Researchers at the Jan and Dan Duncan Neurological Research Institute (Duncan NRI) at Texas Children’s Hospital recently created and launched ModelMatcher, a new virtual global networking/matchmaking platform designed to facilitate and enhance the pace of preclinical discovery and therapeutic development for numerous new and existing genetic disorders.
Finding the cause, diagnosis and treatment for a genetic disorder is a highly complex and time-consuming endeavor involving several stakeholders – patients and their families, physicians, scientists, patient support groups and non-profit organizations, pharmaceutical/biotechnology companies and federal agencies – who, despite mutual interests and shared goals, tend to function primarily in separate silos.
ModelMatcher is the brainchild of Duncan NRI investigators and Baylor College of Medicine faculty Dr. Shinya Yamamoto and Dr. Zhandong Liu. Dr. Yamamoto is a fruit fly biologist, and Dr. Liu is a computational biologist. Their teams, including Duncan NRI and Baylor graduate student, Michael Harnish, and staff programmers Lucian Liu and Seon Young Kim, created ModelMatcher as a common online space where diverse stakeholders could come together to connect, interact, generate new ideas, innovate and share discoveries with the common goal of improving the lives of patients and families.
“As a parent of a child diagnosed with a rare disease at Texas Children’s, I know from first-hand experience that basic and preclinical research in animal studies are the starting point for developing viable therapies,” Brian Broadbent, a parent active in the Undiagnosed Diseases Network Participant Engagement and Empowerment Resource (UDN PEER), a patient-representation and advocacy arm of the UDN, said. “Basic scientists, who are at the forefront of cutting-edge discoveries, may not always have access to or close interactions with physicians, patients and families, who bring a wealth of clinical knowledge and critical insights about the day-to-day life of these patients. These insights have the potential to transform research and speed up the pace of discovery.”
Similarly, patients and families often lack access to scientific or clinical collaborations and discussions.
“Our goal in creating this online networking tool was to remove these systemic barriers by creating an open, transparent and international collaborative ecosystem with established guidelines where seamless scientific and clinical collaborations can take place,” Yamamoto said. “We are hopeful that this will speed up the entire drug discovery pipeline, from the initial gene discovery to the development and delivery of safe and effective therapies.”
A desire for commitment and collaboration is at the core of ModelMatcher.
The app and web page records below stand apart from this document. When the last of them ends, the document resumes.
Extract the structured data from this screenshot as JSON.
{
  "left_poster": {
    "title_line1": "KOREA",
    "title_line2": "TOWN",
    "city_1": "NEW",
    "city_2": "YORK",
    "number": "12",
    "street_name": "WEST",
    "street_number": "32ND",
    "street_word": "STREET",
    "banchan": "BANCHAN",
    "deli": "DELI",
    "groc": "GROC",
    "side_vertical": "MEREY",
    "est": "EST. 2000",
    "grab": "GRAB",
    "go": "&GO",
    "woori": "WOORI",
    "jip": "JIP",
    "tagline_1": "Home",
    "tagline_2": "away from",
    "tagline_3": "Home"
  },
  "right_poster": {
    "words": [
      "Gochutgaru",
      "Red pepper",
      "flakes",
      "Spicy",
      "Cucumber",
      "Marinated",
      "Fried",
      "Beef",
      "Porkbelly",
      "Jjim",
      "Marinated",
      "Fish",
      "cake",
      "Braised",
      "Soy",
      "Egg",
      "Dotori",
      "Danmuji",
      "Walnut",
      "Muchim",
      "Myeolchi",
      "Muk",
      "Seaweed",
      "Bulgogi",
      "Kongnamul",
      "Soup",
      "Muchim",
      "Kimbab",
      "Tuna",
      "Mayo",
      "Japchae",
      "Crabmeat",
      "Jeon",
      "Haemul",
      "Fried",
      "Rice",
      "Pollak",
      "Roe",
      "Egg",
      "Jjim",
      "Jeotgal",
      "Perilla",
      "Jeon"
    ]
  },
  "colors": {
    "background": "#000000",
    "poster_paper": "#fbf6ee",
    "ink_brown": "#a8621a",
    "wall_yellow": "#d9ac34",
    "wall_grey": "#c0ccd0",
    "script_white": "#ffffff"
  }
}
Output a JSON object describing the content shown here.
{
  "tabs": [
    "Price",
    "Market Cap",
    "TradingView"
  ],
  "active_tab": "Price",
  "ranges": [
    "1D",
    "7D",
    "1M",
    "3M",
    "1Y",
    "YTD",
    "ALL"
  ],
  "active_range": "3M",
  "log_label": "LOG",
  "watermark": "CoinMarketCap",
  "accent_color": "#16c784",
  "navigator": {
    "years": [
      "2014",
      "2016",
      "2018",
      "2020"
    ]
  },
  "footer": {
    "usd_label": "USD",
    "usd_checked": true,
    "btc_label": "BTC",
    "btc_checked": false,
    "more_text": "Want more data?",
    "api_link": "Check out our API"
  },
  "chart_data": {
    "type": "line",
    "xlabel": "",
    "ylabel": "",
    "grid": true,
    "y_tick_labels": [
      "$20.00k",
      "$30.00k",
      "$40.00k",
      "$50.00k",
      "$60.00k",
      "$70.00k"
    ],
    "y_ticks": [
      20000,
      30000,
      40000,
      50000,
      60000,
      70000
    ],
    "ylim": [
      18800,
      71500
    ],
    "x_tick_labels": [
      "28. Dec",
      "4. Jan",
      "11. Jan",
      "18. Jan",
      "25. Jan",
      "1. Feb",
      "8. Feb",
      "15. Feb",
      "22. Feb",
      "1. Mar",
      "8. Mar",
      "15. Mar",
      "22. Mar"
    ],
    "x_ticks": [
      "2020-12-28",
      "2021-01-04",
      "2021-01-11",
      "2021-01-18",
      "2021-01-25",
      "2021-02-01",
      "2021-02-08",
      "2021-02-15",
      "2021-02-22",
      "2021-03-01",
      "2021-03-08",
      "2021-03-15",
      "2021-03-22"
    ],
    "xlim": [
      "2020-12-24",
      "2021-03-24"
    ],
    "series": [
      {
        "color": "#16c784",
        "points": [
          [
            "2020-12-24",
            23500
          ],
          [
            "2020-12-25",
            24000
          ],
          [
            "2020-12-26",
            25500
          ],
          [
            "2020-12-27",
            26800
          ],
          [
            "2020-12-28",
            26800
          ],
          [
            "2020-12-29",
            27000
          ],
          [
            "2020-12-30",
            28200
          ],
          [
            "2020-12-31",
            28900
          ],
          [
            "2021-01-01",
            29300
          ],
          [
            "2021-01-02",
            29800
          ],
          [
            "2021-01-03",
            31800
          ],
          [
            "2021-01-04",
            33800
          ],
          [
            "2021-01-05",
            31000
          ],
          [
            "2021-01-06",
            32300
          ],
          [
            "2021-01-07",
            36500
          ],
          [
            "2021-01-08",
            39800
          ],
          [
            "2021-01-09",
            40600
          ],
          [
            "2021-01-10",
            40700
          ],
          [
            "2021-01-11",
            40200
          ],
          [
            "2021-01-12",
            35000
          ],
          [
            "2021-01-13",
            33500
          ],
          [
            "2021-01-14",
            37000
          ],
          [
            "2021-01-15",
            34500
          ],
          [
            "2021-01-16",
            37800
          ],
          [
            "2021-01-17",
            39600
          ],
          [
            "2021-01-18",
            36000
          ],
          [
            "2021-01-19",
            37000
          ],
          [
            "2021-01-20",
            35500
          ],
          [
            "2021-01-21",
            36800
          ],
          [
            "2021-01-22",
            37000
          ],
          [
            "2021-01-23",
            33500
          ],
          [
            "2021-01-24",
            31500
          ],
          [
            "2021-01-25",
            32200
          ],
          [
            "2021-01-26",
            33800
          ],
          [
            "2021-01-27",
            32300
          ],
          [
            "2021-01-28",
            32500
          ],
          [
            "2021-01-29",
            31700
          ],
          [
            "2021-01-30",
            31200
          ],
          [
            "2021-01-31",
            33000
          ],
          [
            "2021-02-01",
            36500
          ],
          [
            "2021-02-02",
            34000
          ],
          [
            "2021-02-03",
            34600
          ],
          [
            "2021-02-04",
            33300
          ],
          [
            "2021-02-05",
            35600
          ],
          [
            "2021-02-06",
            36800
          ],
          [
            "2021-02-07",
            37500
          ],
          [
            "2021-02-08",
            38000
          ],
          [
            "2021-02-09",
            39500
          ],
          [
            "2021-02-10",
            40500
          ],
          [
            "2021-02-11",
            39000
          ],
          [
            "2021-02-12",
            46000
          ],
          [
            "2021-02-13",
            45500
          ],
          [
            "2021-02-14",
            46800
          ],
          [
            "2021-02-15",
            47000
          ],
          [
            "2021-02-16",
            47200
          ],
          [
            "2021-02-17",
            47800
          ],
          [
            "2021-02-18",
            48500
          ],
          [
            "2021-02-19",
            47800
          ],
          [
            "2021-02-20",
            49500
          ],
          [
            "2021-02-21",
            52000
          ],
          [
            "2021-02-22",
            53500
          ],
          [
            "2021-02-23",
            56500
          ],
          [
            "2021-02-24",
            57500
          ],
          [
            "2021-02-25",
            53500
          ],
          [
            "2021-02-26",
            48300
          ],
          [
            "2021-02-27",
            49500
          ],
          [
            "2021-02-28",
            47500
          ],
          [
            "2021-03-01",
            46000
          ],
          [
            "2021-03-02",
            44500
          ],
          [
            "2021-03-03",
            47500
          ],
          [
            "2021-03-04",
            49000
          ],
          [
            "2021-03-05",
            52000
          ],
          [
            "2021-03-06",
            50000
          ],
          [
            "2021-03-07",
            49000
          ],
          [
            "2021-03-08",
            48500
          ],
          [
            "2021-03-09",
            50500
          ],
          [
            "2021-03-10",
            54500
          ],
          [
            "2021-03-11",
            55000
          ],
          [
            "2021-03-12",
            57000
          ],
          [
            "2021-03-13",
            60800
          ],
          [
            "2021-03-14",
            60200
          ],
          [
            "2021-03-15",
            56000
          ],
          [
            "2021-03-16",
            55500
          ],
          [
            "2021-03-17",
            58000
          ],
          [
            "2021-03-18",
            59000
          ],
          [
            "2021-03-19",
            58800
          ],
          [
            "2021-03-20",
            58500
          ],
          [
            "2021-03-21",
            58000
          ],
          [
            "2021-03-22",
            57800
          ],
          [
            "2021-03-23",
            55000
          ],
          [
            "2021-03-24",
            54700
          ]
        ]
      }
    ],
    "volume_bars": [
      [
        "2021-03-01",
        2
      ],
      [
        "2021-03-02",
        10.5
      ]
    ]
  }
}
Scientists with diverse expertise are asked to register information about themselves and provide a list of genes that fall into their area of expertise. Clinicians seeking information about specific genetic variants that are identified as the potential cause of rare diseases can then easily identify these scientists and connect with them directly and establish collaborations to facilitate diagnosis and/or therapeutic research.
Additionally, this platform will immediately increase the opportunity for seamless partnering among patients, patient families, support groups, clinicians and scientists. The goal is to advance research and patient care in a way that is not currently possible. Interested scientists (including graduate students, postdoctoral fellows and staff), clinicians, patients/families and other stakeholders of rare and undiagnosed disease research can register here to get connected.
In the long term, the ModelMatcher creators envision that this platform will also expedite drug discovery by creating and facilitating collaborative networks among pharmaceutical and biotech companies, venture capitalists and federal agencies with a common goal of accelerating the discovery process for specific disorders.
“ModelMatcher is a highly anticipated one-of-a-kind networking platform that has rightfully earned every bit of the excitement surrounding it and is a giant leap forward in opening up possibilities for newer treatments and therapeutic options,” Troy Evans, a rare disease patient and UDN PEER Co-Chair, said. “The ability to address the growing need for connecting rare disease patients and families with key stakeholders is a monumental step that will improve our lives in tangible ways,”
The ModelMatcher team is grateful to the Jan and Dan Duncan Neurological Research Institute at Texas Children’s Hospital, Baylor College of Medicine, the Undiagnosed Diseases Network and the Rare Diseases Models and Mechanisms Network for their support.